(Records supplied)

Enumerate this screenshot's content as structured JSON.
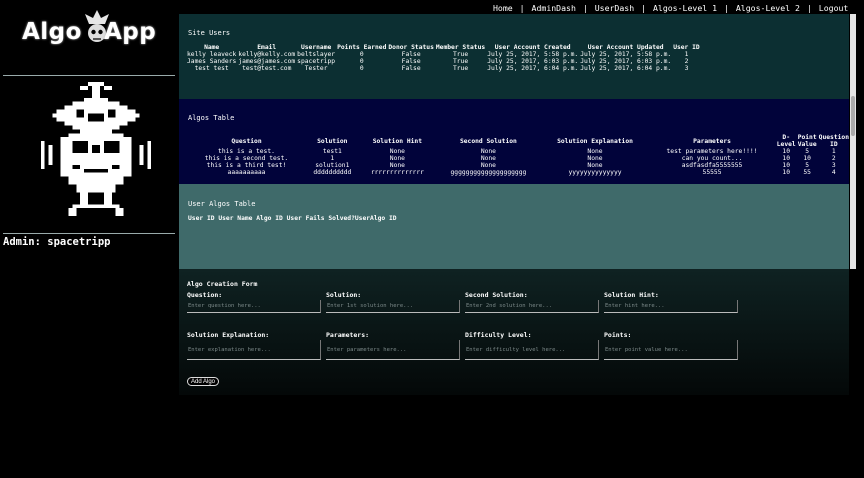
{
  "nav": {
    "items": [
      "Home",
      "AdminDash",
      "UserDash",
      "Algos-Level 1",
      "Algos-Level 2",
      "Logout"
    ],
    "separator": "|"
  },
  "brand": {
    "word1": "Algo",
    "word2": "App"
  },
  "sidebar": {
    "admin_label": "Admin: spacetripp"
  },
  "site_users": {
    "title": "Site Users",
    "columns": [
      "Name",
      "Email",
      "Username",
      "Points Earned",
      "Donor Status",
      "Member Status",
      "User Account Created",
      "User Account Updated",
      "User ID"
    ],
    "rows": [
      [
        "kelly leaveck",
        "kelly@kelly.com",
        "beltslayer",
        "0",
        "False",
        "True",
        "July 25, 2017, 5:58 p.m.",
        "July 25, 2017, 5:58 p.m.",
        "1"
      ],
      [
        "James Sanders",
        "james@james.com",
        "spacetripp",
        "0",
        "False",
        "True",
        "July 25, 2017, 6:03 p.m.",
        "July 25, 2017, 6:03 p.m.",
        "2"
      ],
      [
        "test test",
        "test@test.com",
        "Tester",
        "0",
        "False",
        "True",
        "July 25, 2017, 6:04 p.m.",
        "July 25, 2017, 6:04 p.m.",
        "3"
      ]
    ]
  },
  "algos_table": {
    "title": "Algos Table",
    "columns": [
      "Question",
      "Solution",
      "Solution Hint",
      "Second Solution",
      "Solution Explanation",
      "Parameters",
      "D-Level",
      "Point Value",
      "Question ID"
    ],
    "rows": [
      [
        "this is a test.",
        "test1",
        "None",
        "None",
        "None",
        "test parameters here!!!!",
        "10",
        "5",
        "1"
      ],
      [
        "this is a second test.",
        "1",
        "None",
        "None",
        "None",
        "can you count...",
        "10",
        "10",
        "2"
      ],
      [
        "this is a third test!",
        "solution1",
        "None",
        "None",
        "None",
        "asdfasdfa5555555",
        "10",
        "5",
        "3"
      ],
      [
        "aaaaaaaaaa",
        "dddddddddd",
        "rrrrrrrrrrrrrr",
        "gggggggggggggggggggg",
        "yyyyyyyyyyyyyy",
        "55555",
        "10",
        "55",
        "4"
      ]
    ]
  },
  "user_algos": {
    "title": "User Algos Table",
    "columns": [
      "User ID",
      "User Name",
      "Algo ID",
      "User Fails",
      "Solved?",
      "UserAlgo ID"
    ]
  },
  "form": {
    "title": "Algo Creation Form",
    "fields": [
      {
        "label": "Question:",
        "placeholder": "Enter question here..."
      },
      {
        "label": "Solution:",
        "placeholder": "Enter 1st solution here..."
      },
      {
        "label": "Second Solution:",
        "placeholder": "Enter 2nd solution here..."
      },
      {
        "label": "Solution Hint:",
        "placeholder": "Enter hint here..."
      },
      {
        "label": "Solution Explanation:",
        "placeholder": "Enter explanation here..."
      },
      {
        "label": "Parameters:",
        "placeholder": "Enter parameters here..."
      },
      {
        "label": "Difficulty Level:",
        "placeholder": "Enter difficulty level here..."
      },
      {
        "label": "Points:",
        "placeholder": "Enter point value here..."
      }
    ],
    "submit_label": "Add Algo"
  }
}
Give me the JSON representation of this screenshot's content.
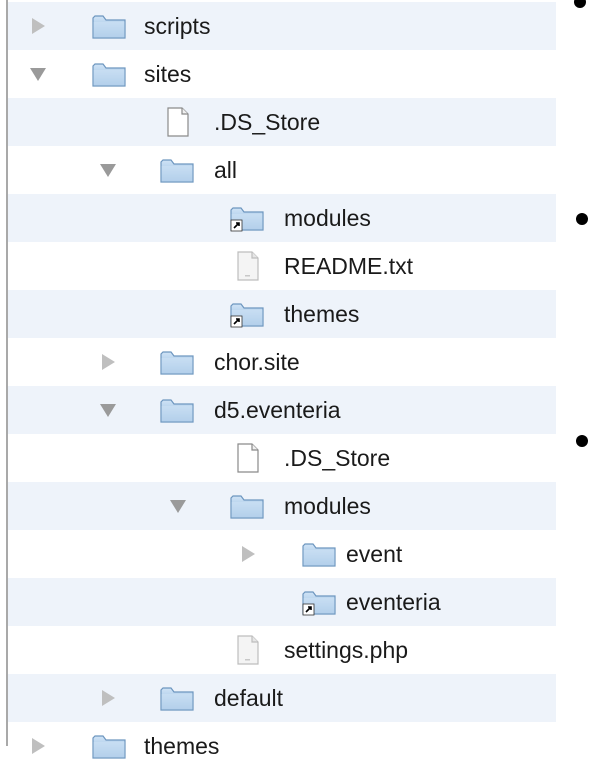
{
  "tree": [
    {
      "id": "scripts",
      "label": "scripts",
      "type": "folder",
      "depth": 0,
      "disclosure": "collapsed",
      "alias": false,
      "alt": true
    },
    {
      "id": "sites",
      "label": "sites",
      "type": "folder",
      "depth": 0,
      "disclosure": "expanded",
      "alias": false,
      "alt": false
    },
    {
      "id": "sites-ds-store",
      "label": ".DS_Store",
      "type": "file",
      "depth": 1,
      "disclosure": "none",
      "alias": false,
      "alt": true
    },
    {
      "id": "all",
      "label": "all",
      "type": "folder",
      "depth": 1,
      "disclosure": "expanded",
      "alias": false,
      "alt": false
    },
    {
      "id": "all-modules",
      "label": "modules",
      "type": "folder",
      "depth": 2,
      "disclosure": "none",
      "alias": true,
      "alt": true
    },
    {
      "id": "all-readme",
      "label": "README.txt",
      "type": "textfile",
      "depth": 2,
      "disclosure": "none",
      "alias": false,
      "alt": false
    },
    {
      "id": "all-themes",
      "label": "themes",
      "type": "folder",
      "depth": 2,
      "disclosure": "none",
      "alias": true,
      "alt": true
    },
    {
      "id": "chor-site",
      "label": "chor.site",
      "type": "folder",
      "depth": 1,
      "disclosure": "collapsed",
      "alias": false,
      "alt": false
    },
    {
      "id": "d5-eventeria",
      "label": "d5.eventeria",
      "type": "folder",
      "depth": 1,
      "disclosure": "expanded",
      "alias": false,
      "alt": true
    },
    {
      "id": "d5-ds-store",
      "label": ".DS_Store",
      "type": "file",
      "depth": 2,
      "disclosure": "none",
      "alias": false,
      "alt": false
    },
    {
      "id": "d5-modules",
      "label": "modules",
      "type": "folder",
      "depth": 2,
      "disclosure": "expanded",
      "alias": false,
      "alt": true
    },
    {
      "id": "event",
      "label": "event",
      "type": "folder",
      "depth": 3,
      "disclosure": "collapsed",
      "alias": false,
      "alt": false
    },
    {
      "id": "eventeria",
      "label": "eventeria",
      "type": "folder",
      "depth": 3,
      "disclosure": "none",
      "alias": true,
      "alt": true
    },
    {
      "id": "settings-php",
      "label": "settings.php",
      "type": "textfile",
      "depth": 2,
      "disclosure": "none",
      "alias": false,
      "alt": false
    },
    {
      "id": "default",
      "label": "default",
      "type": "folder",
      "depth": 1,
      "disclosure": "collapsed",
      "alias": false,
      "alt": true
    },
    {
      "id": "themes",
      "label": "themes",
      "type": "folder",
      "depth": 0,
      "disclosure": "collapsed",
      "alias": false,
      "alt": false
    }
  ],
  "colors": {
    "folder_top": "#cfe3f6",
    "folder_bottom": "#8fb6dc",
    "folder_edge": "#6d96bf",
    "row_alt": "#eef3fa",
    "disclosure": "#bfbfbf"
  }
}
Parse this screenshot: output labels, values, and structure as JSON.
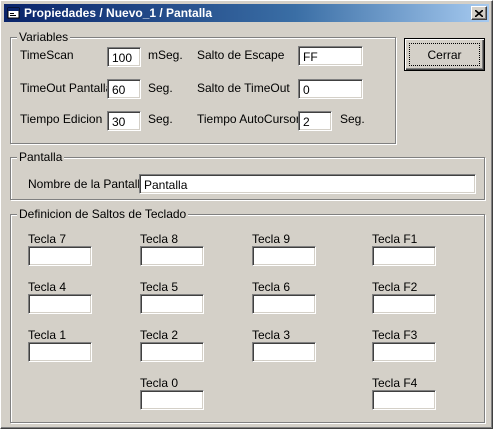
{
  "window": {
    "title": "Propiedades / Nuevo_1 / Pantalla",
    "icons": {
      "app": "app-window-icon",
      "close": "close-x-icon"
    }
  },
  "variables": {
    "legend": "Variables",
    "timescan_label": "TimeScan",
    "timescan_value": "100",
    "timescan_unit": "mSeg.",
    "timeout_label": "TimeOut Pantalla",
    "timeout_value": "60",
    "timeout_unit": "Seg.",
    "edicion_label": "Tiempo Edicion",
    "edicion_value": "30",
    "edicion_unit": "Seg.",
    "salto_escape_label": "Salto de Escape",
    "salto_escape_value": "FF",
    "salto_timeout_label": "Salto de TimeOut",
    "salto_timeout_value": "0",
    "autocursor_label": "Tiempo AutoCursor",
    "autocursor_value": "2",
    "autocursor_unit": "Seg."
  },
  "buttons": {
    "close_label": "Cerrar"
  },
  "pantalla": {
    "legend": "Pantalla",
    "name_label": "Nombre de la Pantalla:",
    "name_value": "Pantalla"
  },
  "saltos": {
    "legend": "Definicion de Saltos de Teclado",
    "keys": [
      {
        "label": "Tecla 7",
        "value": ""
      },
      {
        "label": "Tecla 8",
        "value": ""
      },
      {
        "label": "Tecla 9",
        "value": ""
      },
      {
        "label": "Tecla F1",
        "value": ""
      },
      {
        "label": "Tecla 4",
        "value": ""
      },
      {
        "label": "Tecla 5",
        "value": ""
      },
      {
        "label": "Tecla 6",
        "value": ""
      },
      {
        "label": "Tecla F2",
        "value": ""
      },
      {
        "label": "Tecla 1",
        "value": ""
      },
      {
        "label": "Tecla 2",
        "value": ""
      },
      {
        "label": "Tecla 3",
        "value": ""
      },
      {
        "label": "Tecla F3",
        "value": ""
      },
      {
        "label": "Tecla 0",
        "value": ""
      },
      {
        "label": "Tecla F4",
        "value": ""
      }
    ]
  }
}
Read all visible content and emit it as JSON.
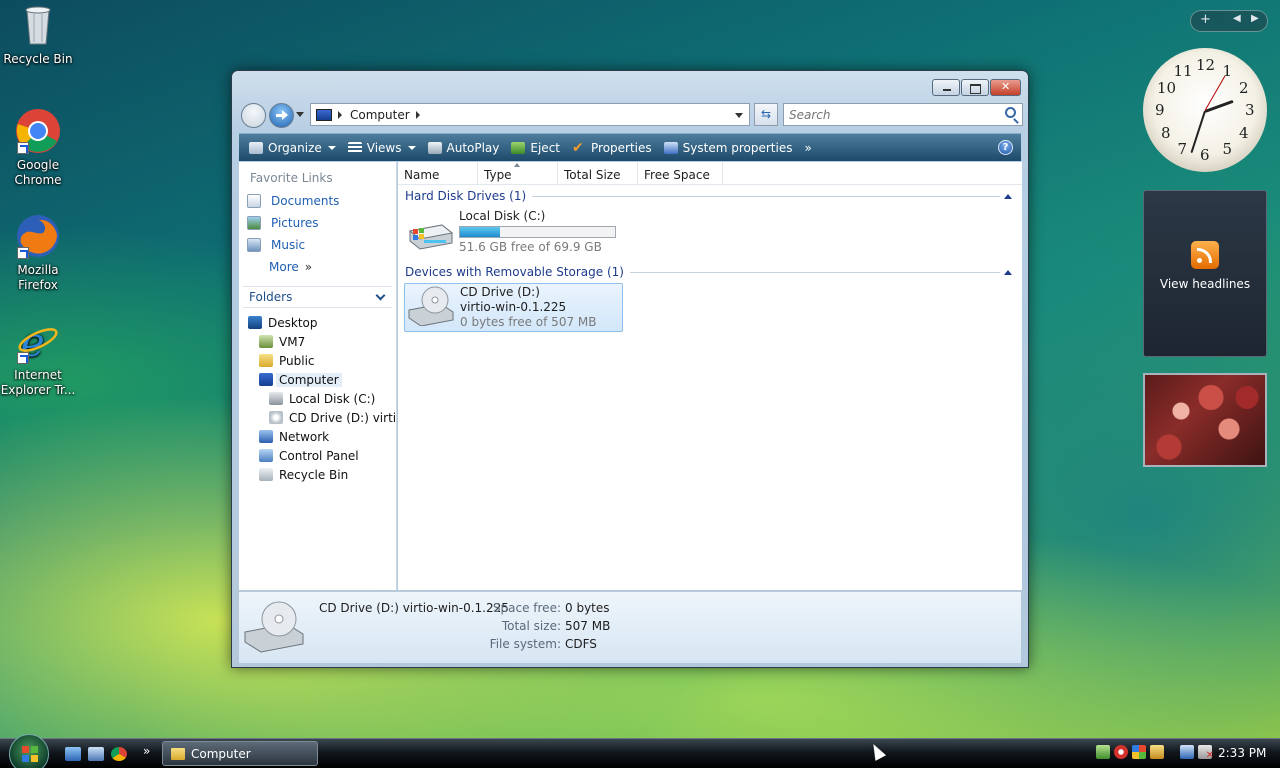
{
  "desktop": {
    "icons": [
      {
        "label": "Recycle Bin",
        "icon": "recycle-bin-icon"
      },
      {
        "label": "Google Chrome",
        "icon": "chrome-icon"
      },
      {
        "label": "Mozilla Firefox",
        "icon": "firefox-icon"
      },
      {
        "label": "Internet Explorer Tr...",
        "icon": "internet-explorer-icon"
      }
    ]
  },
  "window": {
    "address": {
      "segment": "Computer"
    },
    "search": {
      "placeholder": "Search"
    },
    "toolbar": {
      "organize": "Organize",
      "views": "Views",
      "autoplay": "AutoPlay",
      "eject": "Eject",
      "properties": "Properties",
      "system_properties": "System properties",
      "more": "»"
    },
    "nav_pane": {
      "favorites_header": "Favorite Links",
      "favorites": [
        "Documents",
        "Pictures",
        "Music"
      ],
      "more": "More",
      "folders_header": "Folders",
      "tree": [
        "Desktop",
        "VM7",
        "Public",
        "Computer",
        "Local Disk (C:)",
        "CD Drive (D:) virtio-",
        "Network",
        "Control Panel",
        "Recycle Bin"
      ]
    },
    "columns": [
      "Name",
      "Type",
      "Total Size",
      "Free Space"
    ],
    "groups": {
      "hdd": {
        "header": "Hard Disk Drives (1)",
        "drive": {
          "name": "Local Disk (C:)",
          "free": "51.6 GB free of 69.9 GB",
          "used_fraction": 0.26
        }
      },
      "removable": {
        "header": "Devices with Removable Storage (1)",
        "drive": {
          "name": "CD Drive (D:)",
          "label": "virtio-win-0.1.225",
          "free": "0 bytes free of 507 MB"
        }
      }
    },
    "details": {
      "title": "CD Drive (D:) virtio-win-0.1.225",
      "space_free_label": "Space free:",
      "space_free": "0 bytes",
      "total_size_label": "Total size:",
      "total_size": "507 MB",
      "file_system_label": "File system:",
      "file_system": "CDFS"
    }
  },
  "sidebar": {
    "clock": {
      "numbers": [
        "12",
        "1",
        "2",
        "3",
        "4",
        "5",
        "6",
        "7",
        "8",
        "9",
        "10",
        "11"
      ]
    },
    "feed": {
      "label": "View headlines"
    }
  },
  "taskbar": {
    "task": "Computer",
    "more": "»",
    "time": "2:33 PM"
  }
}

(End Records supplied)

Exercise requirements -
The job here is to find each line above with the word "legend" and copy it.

Output of the task -
    "legend": "Variables",
    "legend": "Pantalla",
    "legend": "Definicion de Saltos de Teclado",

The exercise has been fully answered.